Again this rather long passage would amply repay further study, though all I have time for this morning is to point out the supreme greatness of the Christ of God, who suffered death on the cross for our salvation that we should have peace with God.
The Lord Himself promised His disciples that they should know real peace. We find this promise in John 14:27. He was very near to His betrayal and mockery of a trial, where he would be condemned to death. Despite this He spoke of leaving His peace with them as gift. According to the Lord's words, as recorded in John 16:33, the believer in Jesus could experience this peace in the midst of tribulation and affliction. The secret of enjoying peace in the midst of trouble is unfolded for us by Paul in Philippians 4:6-7: "… do not be anxious about anything, but in everything by prayer and supplication with thanksgiving let your requests be made known to God. And the peace of God, which surpasses all understanding, will guard your hearts and minds in Christ Jesus."
Prayer, therefore, is the vehicle we use to bring us into touch with the peace of God. We can read similar words in Colossians 3:15, where Paul urges the Christians at Colossae to "let the peace of God rule in their hearts."
We must now begin to draw our discussions to a conclusion, as time has almost gone. Before we finish, however, we must return to the words of Paul to Timothy with which we started this morning. Do you remember that Paul was urging Timothy to "pursue righteousness, faith, love and peace and to avoid foolish and ignorant controversies"? (see 2 Timothy 2:22-23)

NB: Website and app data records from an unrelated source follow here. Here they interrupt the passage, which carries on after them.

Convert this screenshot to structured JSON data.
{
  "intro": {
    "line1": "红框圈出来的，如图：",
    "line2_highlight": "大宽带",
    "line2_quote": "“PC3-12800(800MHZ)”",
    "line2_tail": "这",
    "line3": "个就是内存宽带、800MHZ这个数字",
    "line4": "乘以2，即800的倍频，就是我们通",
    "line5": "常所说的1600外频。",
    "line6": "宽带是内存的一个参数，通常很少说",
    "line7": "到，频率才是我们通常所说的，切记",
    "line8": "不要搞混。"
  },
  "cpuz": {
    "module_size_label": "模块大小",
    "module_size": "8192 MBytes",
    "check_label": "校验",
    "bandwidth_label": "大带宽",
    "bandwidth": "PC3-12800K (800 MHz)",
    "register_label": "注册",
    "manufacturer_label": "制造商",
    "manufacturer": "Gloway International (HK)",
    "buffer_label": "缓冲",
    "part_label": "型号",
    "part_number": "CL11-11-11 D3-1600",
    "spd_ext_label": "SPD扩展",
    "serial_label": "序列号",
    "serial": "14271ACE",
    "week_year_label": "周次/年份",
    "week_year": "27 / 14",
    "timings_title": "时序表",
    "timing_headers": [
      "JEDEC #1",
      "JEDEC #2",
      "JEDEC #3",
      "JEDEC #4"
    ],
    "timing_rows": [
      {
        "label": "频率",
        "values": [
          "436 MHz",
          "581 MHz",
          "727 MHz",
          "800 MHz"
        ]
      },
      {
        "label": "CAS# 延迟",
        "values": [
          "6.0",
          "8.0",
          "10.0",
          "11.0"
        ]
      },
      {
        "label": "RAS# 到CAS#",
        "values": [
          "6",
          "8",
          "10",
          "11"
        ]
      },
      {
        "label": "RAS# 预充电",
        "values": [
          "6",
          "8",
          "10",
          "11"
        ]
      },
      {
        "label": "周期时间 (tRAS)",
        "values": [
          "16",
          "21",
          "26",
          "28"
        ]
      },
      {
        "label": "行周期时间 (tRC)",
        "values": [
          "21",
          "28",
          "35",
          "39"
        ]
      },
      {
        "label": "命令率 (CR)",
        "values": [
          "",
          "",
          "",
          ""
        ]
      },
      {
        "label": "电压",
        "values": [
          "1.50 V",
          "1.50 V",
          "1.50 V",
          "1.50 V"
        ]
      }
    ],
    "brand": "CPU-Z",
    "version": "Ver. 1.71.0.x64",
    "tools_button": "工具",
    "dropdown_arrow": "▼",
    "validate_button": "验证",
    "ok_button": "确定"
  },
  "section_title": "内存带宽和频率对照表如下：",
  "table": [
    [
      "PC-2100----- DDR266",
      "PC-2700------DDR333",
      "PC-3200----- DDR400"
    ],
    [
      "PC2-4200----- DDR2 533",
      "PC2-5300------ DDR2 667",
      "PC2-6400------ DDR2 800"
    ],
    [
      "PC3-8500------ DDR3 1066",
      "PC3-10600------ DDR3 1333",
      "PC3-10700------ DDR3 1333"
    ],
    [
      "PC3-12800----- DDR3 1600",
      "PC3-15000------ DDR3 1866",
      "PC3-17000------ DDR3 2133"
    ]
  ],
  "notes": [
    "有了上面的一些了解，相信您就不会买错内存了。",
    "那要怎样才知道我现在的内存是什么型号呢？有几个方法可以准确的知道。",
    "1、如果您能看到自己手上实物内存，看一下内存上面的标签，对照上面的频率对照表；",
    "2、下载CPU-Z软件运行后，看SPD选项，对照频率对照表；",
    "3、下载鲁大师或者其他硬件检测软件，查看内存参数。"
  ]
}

'Peace' in this context is to do with keeping clear of stupid arguments, thus making an effort to keep the peace to use a current saying. Paul is telling Timothy, and each one of us if we are Christians, that we should always endeavour to maintain a harmonious relationship with our fellow believers. This is easier said than done, though we should note that the command is to "all who call on the Lord out of a pure heart" (2 Timothy 2:22) so, therefore, we should expect that others will also be striving to maintain peace within the church. Thus it is incumbent upon each one of us to do what we can to maintain harmony and peace in our Christian fellowships and to stay away from controversies and futile arguments. Such action is also urged upon the Ephesian church, when Paul instructs the believers there to try "to maintain the unity of the Spirit in the bond of peace" (Ephesians 4:3). The Apostle James also follows the same line, in his letter, when he states that "a harvest of righteousness is sown in peace by those who make peace" (James 3:18).
From all the Scriptures we have looked at together this morning, we have learned that by faith in the Lord Jesus we can have peace with God, which leads us to know something of the peace of God, as we make our requests known to Him. Finally, we have to endeavour by grace and by the power of the Spirit to pursue peace in our dealings with one another.
I finish this morning with the verse of a hymn by Horatio Spafford who wrote it during a traumatic period of his life, when his daughters were drowned at sea, a son died of scarlet fever and he himself was ruined financially through the great Chicago fire of 1871. You probably know the hymn.
"When peace, like a river, attendeth my way,
When sorrows like sea billows roll;
Whatever my lot, Thou hast taught me to know,
It is well, it is well with my soul."
I pray that through grace God's peace will be experienced by each one of us this day. Good morning and thank you for listening.Top of Page